Of the years I have spent living away from the nest, I have had three Christmases where I have "lived away from home", and by that I mean three Christmases where I pack a suitcase and go to my family for Christmas rather than already living where everyone gathers. The first one I had just moved out a month ago and only lived five minutes away. The second was after I came up north, and I reasoned that as a working adult, I should get a Christmas tree of my very own, even if I was going south for all my time off. Naturally I procrastinated the idea until my then roommate unpacked her fake tree.
This year was going to be different. Not only did no one at my house have an easy to assemble tree sitting in a box somewhere, but I was determined. Christmas could not be Christmas without a tree to welcome me home each evening and curl up to with my oatmeal and stare at the lights each morning, and why have a manmade tree when you can have the real thing in your living room? In November I announced to my roommates (and everyone else) that I wanted a tree for the holidays. I even had a tree stand and a box of shatterproof ornaments ready to go.
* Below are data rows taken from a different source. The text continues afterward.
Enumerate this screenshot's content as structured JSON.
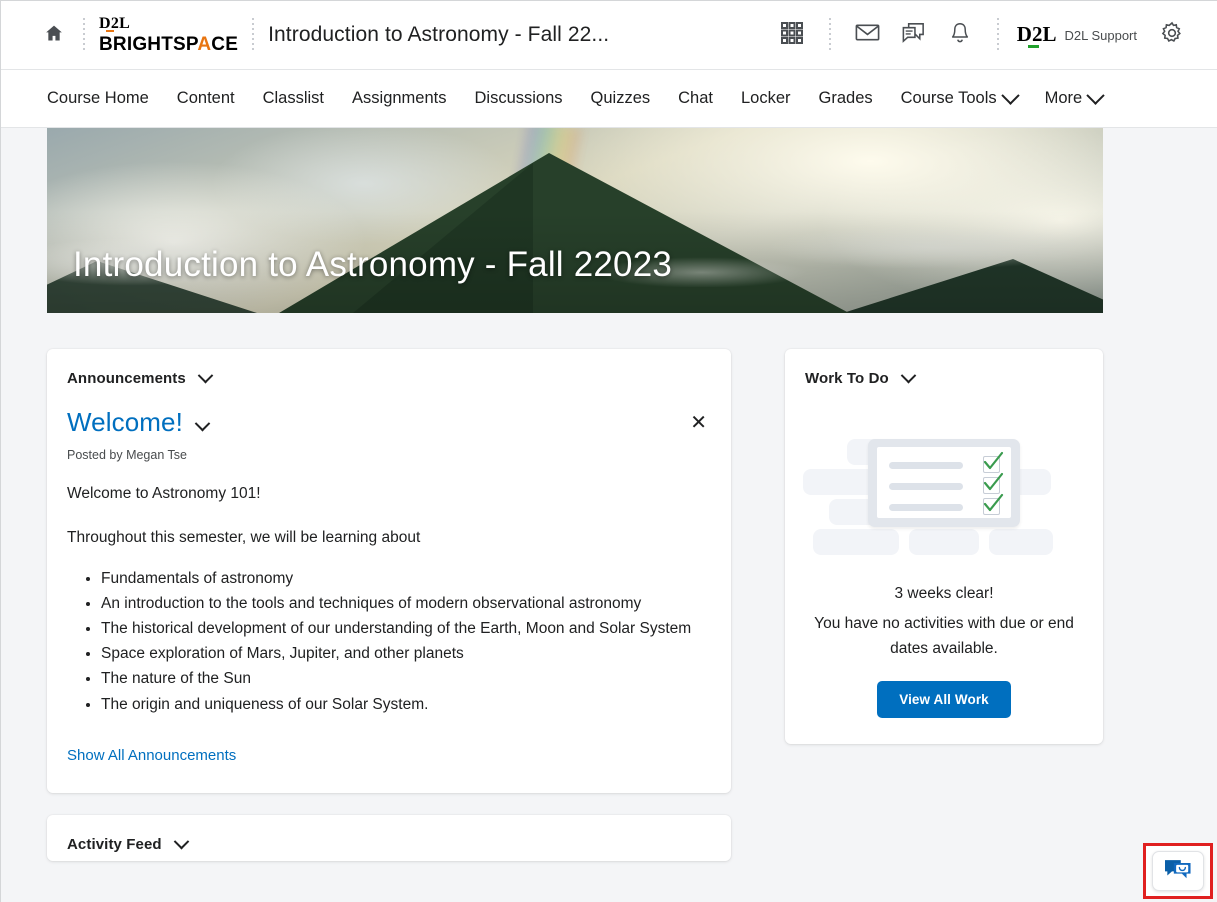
{
  "header": {
    "home_icon": "home-icon",
    "brand": {
      "top": "D2L",
      "bottom_a": "BRIGHTSP",
      "accent": "A",
      "bottom_b": "CE"
    },
    "course_title": "Introduction to Astronomy - Fall 22...",
    "icons": [
      "waffle-grid-icon",
      "envelope-icon",
      "chat-bubble-icon",
      "bell-icon",
      "gear-icon"
    ],
    "user": {
      "logo": "D2L",
      "name": "D2L Support"
    }
  },
  "nav": {
    "items": [
      {
        "label": "Course Home",
        "has_caret": false
      },
      {
        "label": "Content",
        "has_caret": false
      },
      {
        "label": "Classlist",
        "has_caret": false
      },
      {
        "label": "Assignments",
        "has_caret": false
      },
      {
        "label": "Discussions",
        "has_caret": false
      },
      {
        "label": "Quizzes",
        "has_caret": false
      },
      {
        "label": "Chat",
        "has_caret": false
      },
      {
        "label": "Locker",
        "has_caret": false
      },
      {
        "label": "Grades",
        "has_caret": false
      },
      {
        "label": "Course Tools",
        "has_caret": true
      },
      {
        "label": "More",
        "has_caret": true
      }
    ]
  },
  "hero": {
    "title": "Introduction to Astronomy - Fall 22023"
  },
  "announcements": {
    "widget_title": "Announcements",
    "item_title": "Welcome!",
    "close_label": "✕",
    "posted_by": "Posted by Megan Tse",
    "paragraph1": "Welcome to Astronomy 101!",
    "paragraph2": "Throughout this semester, we will be learning about",
    "bullets": [
      "Fundamentals of astronomy",
      "An introduction to the tools and techniques of modern observational astronomy",
      "The historical development of our understanding of the Earth, Moon and Solar System",
      "Space exploration of Mars, Jupiter, and other planets",
      "The nature of the Sun",
      "The origin and uniqueness of our Solar System."
    ],
    "show_all_link": "Show All Announcements"
  },
  "activity_feed": {
    "widget_title": "Activity Feed"
  },
  "work_to_do": {
    "widget_title": "Work To Do",
    "illustration": "checklist-board-illustration",
    "message_line1": "3 weeks clear!",
    "message_line2": "You have no activities with due or end dates available.",
    "button_label": "View All Work"
  },
  "chat_launcher": {
    "icon": "chat-smiley-icon"
  },
  "colors": {
    "accent_blue": "#006fbf",
    "brand_orange": "#e87511",
    "brand_green": "#21a12c",
    "highlight_red": "#e02020",
    "page_bg": "#f4f5f7"
  }
}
I was met with small enthusiasm and plenty of questions. Weren't trees awfully expensive? Why did I want a real tree? Wasn't that a lot more work? Who would take care of the tree? Wasn't I planning to go to Fairmont for a week at Christmas anyways? What was the point of having a tree if none of us would be in town for Christmas anyway?
Well, because Christmas is more than one day of course!
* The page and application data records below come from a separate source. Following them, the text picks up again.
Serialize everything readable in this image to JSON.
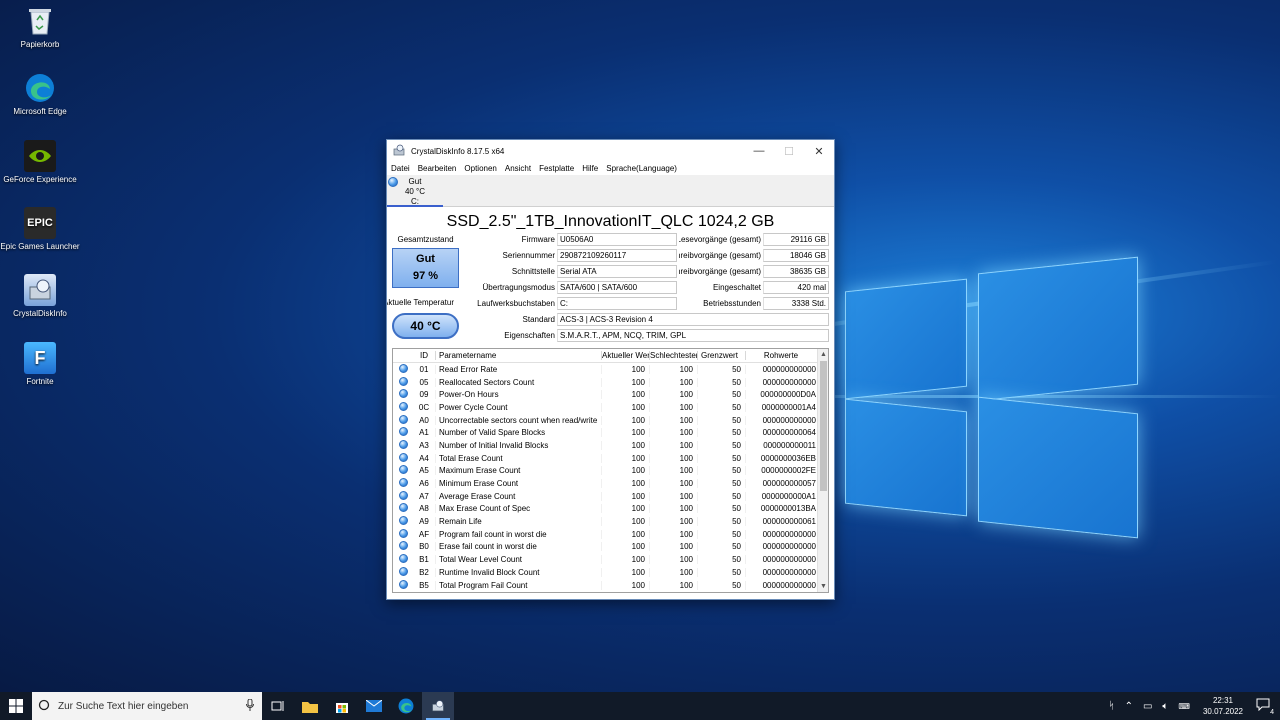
{
  "desktop_icons": [
    {
      "label": "Papierkorb",
      "icon": "recycle-bin-icon"
    },
    {
      "label": "Microsoft Edge",
      "icon": "edge-icon"
    },
    {
      "label": "GeForce Experience",
      "icon": "geforce-icon"
    },
    {
      "label": "Epic Games Launcher",
      "icon": "epic-icon",
      "logo_text": "EPIC"
    },
    {
      "label": "CrystalDiskInfo",
      "icon": "crystaldiskinfo-icon"
    },
    {
      "label": "Fortnite",
      "icon": "fortnite-icon",
      "logo_text": "F"
    }
  ],
  "window": {
    "title": "CrystalDiskInfo 8.17.5 x64",
    "menu": [
      "Datei",
      "Bearbeiten",
      "Optionen",
      "Ansicht",
      "Festplatte",
      "Hilfe",
      "Sprache(Language)"
    ],
    "drive_tab": {
      "status": "Gut",
      "temp": "40 °C",
      "letter": "C:"
    },
    "model": "SSD_2.5\"_1TB_InnovationIT_QLC 1024,2 GB",
    "health_label": "Gesamtzustand",
    "health_status": "Gut",
    "health_percent": "97 %",
    "temp_label": "Aktuelle Temperatur",
    "temp_value": "40 °C",
    "labels": {
      "firmware": "Firmware",
      "serial": "Seriennummer",
      "interface": "Schnittstelle",
      "transfer": "Übertragungsmodus",
      "drive_letters": "Laufwerksbuchstaben",
      "standard": "Standard",
      "features": "Eigenschaften",
      "host_reads": "Host-Lesevorgänge (gesamt)",
      "host_writes": "Host-Schreibvorgänge (gesamt)",
      "nand_writes": "NAND-Schreibvorgänge (gesamt)",
      "power_count": "Eingeschaltet",
      "power_hours": "Betriebsstunden"
    },
    "values": {
      "firmware": "U0506A0",
      "serial": "290872109260117",
      "interface": "Serial ATA",
      "transfer": "SATA/600 | SATA/600",
      "drive_letters": "C:",
      "standard": "ACS-3 | ACS-3 Revision 4",
      "features": "S.M.A.R.T., APM, NCQ, TRIM, GPL",
      "host_reads": "29116 GB",
      "host_writes": "18046 GB",
      "nand_writes": "38635 GB",
      "power_count": "420 mal",
      "power_hours": "3338 Std."
    },
    "table": {
      "headers": [
        "ID",
        "Parametername",
        "Aktueller Wert",
        "Schlechtester Wert",
        "Grenzwert",
        "Rohwerte"
      ],
      "rows": [
        [
          "01",
          "Read Error Rate",
          "100",
          "100",
          "50",
          "000000000000"
        ],
        [
          "05",
          "Reallocated Sectors Count",
          "100",
          "100",
          "50",
          "000000000000"
        ],
        [
          "09",
          "Power-On Hours",
          "100",
          "100",
          "50",
          "000000000D0A"
        ],
        [
          "0C",
          "Power Cycle Count",
          "100",
          "100",
          "50",
          "0000000001A4"
        ],
        [
          "A0",
          "Uncorrectable sectors count when read/write",
          "100",
          "100",
          "50",
          "000000000000"
        ],
        [
          "A1",
          "Number of Valid Spare Blocks",
          "100",
          "100",
          "50",
          "000000000064"
        ],
        [
          "A3",
          "Number of Initial Invalid Blocks",
          "100",
          "100",
          "50",
          "000000000011"
        ],
        [
          "A4",
          "Total Erase Count",
          "100",
          "100",
          "50",
          "0000000036EB"
        ],
        [
          "A5",
          "Maximum Erase Count",
          "100",
          "100",
          "50",
          "0000000002FE"
        ],
        [
          "A6",
          "Minimum Erase Count",
          "100",
          "100",
          "50",
          "000000000057"
        ],
        [
          "A7",
          "Average Erase Count",
          "100",
          "100",
          "50",
          "0000000000A1"
        ],
        [
          "A8",
          "Max Erase Count of Spec",
          "100",
          "100",
          "50",
          "0000000013BA"
        ],
        [
          "A9",
          "Remain Life",
          "100",
          "100",
          "50",
          "000000000061"
        ],
        [
          "AF",
          "Program fail count in worst die",
          "100",
          "100",
          "50",
          "000000000000"
        ],
        [
          "B0",
          "Erase fail count in worst die",
          "100",
          "100",
          "50",
          "000000000000"
        ],
        [
          "B1",
          "Total Wear Level Count",
          "100",
          "100",
          "50",
          "000000000000"
        ],
        [
          "B2",
          "Runtime Invalid Block Count",
          "100",
          "100",
          "50",
          "000000000000"
        ],
        [
          "B5",
          "Total Program Fail Count",
          "100",
          "100",
          "50",
          "000000000000"
        ]
      ]
    }
  },
  "taskbar": {
    "search_placeholder": "Zur Suche Text hier eingeben",
    "time": "22:31",
    "date": "30.07.2022",
    "notification_count": "4"
  },
  "colors": {
    "accent": "#3a5fcd",
    "health_blue": "#7fb0ee",
    "taskbar": "#111a28"
  }
}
Nevertheless, the constant comments from nearly everyone I mentioned it to began to wear me down. Why did I need a tree for Christmas? It certainly wasn't practical. Utterly despondent, I got on the phone to my sister, Neen. She is practical to a fault, and decorated a potted plant to put her presents under, so while she may not appear to be the best person to discuss such a concern with, she knows me well enough her response was that I should be my wonderfully impractical, romantic self and go get myself a fabulous tree because I want it.
I drive to the tree lot with a sense of empowerment and find a beautiful six foot Douglas fir for twenty-five dollars. As I carry it to my car, I giggle to myself. I bought my own Christmas tree! Look at me!
I sing "O Tannenbaum" the whole way home.
I decorate my tree with balls, curled ribbon, and dollar store lights. I improvise a tree skirt with a spare sheet and golden scarf. My roommates join and we all have a terrific time.
The morning after it's first decorated, I wake up and spend the early morning doing my writing my the light of my tree, my very first tree. This prickly, cumbersome, shedding ornament continues to make my little apartment and magical Christmas land until the end of December.
To some people, it still appears an unnecessary expense. Why do I need a Christmas tree? There's no practical reason for them. Because they make me happy, and what is Christmas if not a season of joy?
That seems practical enough.